What you need to do :: Only a number is wanted here: the number of lines of the data that include "placeholder".
━━━━
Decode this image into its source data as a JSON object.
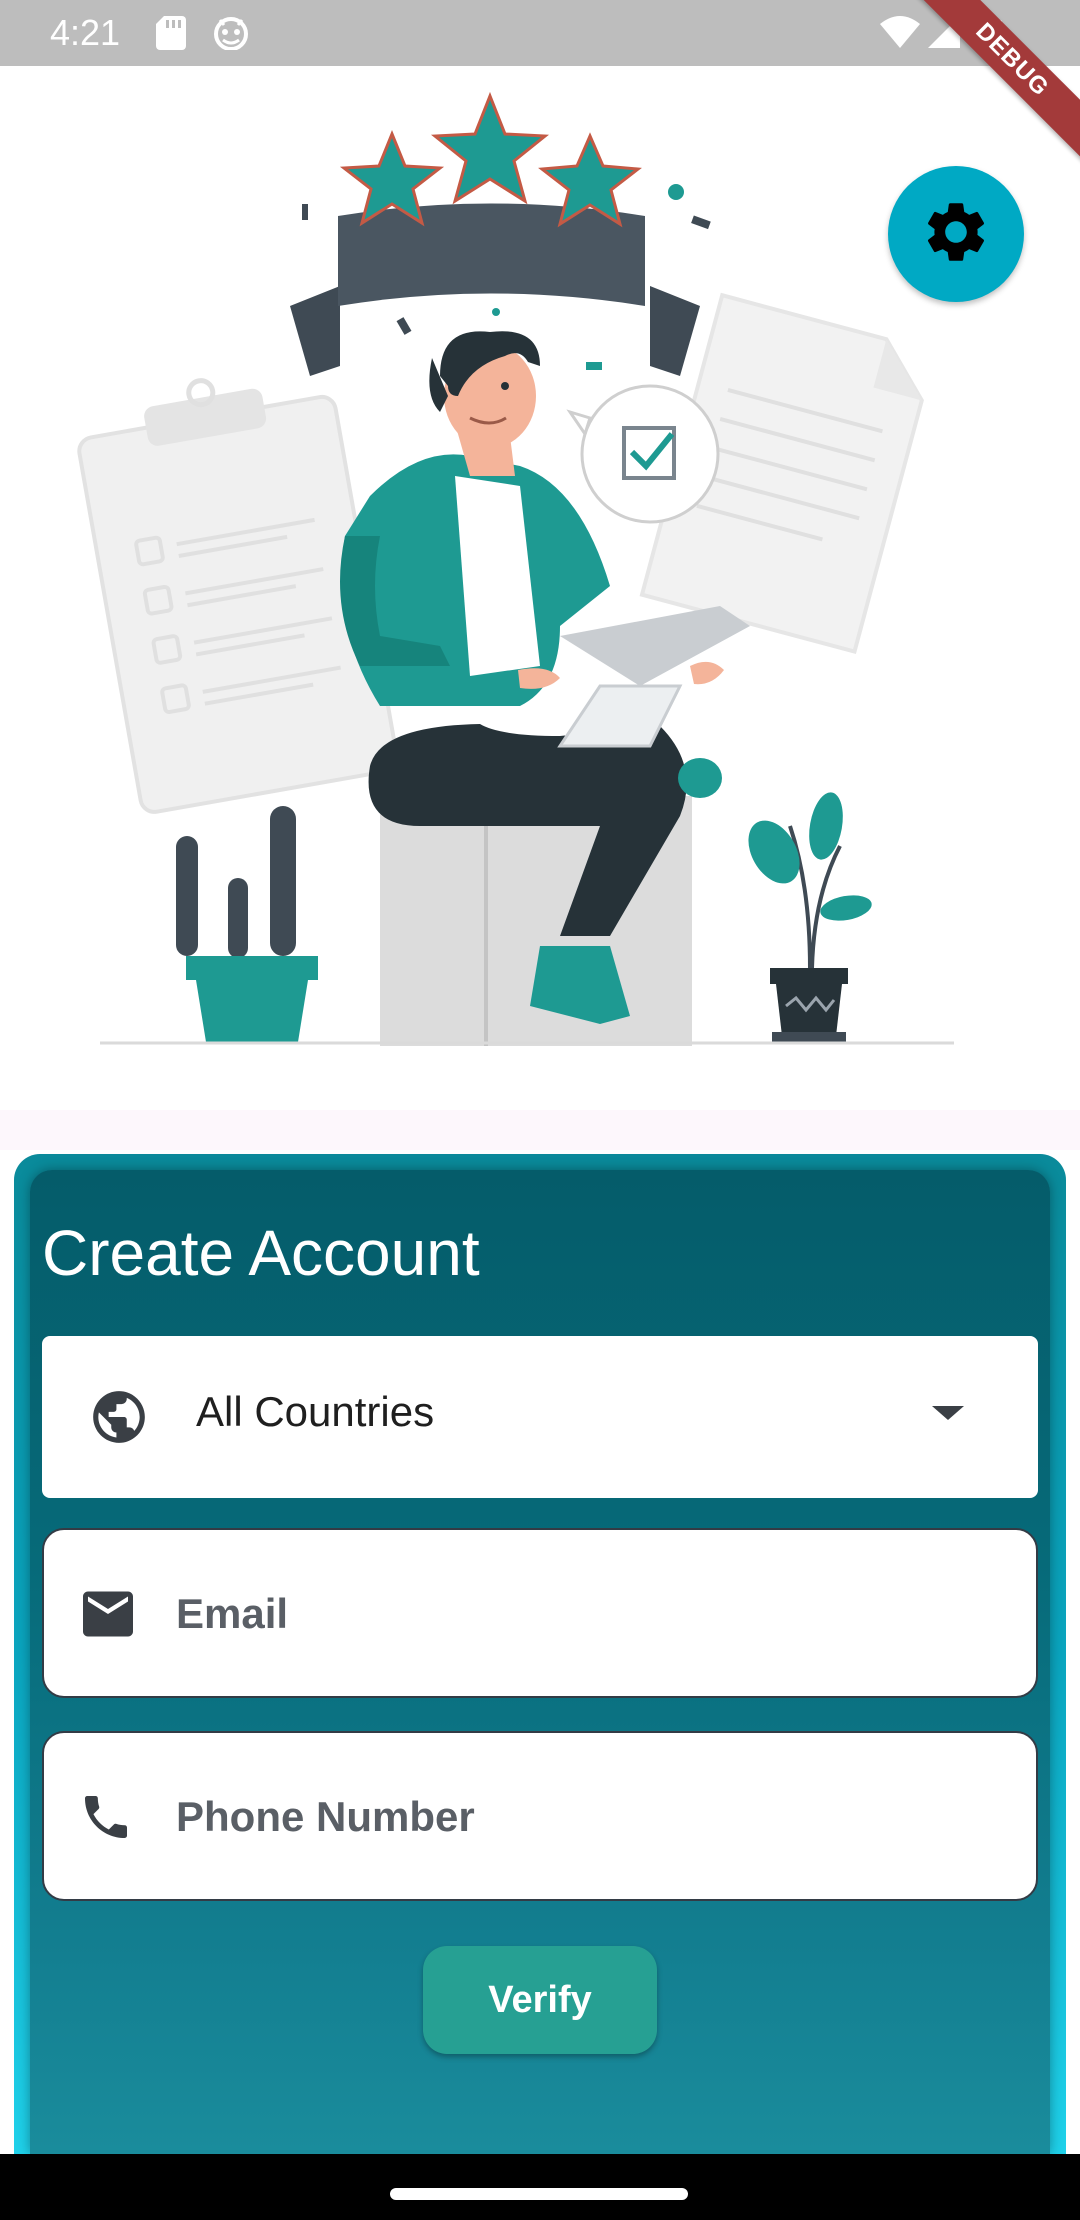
{
  "status_bar": {
    "time": "4:21",
    "icons": [
      "sd-card-icon",
      "android-debug-icon",
      "wifi-icon",
      "signal-icon",
      "battery-icon"
    ]
  },
  "debug_banner": "DEBUG",
  "settings_button": {
    "icon": "gear-icon"
  },
  "form": {
    "title": "Create Account",
    "country_select": {
      "icon": "globe-icon",
      "value": "All Countries"
    },
    "email": {
      "icon": "mail-icon",
      "placeholder": "Email",
      "value": ""
    },
    "phone": {
      "icon": "phone-icon",
      "placeholder": "Phone Number",
      "value": ""
    },
    "verify_label": "Verify"
  },
  "colors": {
    "accent": "#26A093",
    "fab": "#00A9C4",
    "card_dark": "#066A79",
    "illustration_teal": "#1E9A92",
    "illustration_dark": "#3F4A54"
  }
}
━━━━
Exercise answer :: 2